Drip irrigation is a low-pressure, low-volume lawn and garden watering system that delivers water to home landscapes in a variety of methods. Though a drip, spray or stream, a drip irrigation system keeps roots moist, but not soaked, using less water than other irrigation techniques.
Localized irrigation systems apply water directly where the plant is growing thus minimizing water loss through evaporation from the soil. Such localized irrigation systems include drip irrigation, porous clay pots, porous pipes, and perforated plastic sleeves.
1. Manual irrigation with hoses, nozzles, and sprinklers 2. Clock driven in-ground automatic irrigation. There are hybrids of these two such as an in-ground sprinkler system that is manual operated or an above ground hose system that is clock driven, but these systems are uncommon.
Whether you’re a professional landscaper or want to irrigate your own yard, this free Landscape Sprinkler System Design Tutorial is designed to take you step-by-step through the process of creating a professional-quality sprinkler irrigation plan, layout, or drawing.
During sub-irrigation, water is applied to the bottoms of the plants and allowed to travel upwards to the roots and stems through capillary action. Because it does not require a lot of space, this type of irrigation system is often used in urban settings or high-rise buildings.

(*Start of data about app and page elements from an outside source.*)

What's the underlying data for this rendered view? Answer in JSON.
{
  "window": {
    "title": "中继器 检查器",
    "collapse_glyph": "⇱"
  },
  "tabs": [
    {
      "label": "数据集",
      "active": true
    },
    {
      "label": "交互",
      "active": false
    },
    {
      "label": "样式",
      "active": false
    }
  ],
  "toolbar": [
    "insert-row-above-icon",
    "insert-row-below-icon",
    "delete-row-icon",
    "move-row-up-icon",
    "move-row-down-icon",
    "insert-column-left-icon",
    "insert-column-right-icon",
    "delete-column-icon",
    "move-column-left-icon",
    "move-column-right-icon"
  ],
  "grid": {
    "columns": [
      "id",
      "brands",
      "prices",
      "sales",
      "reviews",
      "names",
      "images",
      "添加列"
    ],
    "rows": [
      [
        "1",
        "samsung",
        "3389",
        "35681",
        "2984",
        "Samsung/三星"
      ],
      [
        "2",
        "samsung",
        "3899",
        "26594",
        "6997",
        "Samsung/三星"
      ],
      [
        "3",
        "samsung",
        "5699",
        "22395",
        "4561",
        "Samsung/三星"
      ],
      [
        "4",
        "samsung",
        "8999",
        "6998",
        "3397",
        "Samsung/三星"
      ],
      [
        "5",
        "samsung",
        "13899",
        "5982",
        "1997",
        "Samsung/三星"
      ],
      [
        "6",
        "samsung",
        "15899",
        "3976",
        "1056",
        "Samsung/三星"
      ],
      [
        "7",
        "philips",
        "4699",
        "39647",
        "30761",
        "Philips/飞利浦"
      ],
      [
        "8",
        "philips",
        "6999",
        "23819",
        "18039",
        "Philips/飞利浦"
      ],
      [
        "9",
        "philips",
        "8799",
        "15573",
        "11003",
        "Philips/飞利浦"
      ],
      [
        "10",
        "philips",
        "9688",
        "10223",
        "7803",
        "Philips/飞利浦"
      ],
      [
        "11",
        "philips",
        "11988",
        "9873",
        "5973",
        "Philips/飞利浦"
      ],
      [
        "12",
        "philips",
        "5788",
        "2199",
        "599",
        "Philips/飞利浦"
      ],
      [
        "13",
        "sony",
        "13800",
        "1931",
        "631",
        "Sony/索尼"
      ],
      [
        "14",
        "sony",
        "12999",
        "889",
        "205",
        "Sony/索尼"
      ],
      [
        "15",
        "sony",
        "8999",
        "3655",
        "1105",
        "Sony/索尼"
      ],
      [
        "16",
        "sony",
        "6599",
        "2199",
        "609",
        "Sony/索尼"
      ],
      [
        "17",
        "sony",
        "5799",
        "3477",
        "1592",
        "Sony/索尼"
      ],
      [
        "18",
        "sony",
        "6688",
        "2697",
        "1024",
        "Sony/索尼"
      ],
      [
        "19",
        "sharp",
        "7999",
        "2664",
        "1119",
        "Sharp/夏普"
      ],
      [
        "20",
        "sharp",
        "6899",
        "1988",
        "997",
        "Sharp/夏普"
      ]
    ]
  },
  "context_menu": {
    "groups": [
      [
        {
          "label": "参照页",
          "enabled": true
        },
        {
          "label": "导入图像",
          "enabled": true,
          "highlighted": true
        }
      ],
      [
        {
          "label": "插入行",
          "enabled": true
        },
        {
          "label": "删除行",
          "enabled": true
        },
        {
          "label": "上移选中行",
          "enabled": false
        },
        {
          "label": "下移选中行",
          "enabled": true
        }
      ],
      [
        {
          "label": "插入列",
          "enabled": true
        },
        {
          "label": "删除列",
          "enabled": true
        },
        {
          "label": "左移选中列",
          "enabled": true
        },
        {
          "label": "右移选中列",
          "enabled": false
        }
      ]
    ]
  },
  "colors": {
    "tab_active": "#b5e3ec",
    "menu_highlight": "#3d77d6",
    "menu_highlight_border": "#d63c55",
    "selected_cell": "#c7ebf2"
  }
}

Surface irrigation is defined as the group of application techniques where water is applied and distributed over the soil surface by gravity. It is by far the most common form of irrigation throughout the world and has been practiced in many areas virtually unchanged for thousands of years.